2. Product portfolio - reducing complexity and ensuring better availability. Last April there was over 1,000 different part numbers available from Lenovo in Distribution - today there is under 150. By making focus models that adhere to the 80/20 rule, stocking was simplified, supply chain corrected itself creating pricing parity with market and we could place more bets. Another automobile industry learning is that the average Oldsmobile had hundreds of options to choose from creating buyer confusion and negative post purchase behavior. The typical Honda, in contrast, may have less than 10.
3. "Batting singles versus home-runs" - Community marketing. Part of our heritage (in marketing circles) was to aim for the fences - choose 2 or 3 big plays and knock it out of the park. The world has changed significantly for the Channel in the last few years with the explosion of vendors, programs and mountains of information. We were small and nimble enough to see the shift in information gathering and decision making to IT peer and community groups.
I wrote a previous lengthy blog on the subject, but joining over 30 communities in the last year (hitting singles) was a big contributor to 50% growth in revenue in SMB. In fact, there is a recent case study and SmartBrief that reviewed this in more detail.

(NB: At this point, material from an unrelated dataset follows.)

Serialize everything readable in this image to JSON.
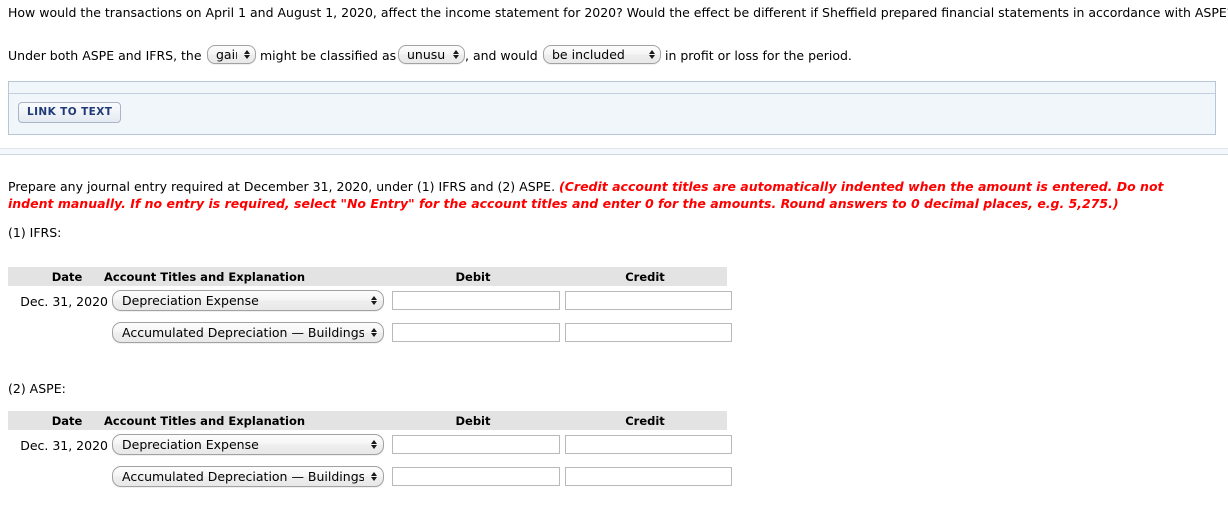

4. Dandelion Marketing - spreading seeds in the Channel. One surprising result of joining 30 community groups was the number of outlets we were gaining to spread our message. There are 30 marketing vehicles ranging from a simple tweet to a massive event and everything in-between including webinars, bi-weekly emails, web portals, podcasts, vodcasts, virtual tradeshows, press, forums, etc. Creating and curating content for 30 communities and 30 marketing vehicles meant 900 stories we had to carry on every day. This explosion in content and delivery grew our message exponentially and ensured that we could communicate in the most preferred method of the specific audience member.
That's when it clicked for me. Once you get your house in order, being visible every day is the key that perhaps others are missing. You can always spend time behind the scenes trying to perfect product, price, sales coverage or operational metrics - but the real action is outside the firewall. Being authentic, well grounded in service and support, and having a world-class product are table stakes in this environment - having the personality, tone and added value communities are looking for is the real answer.
Oh yeah, being scrappy is important too.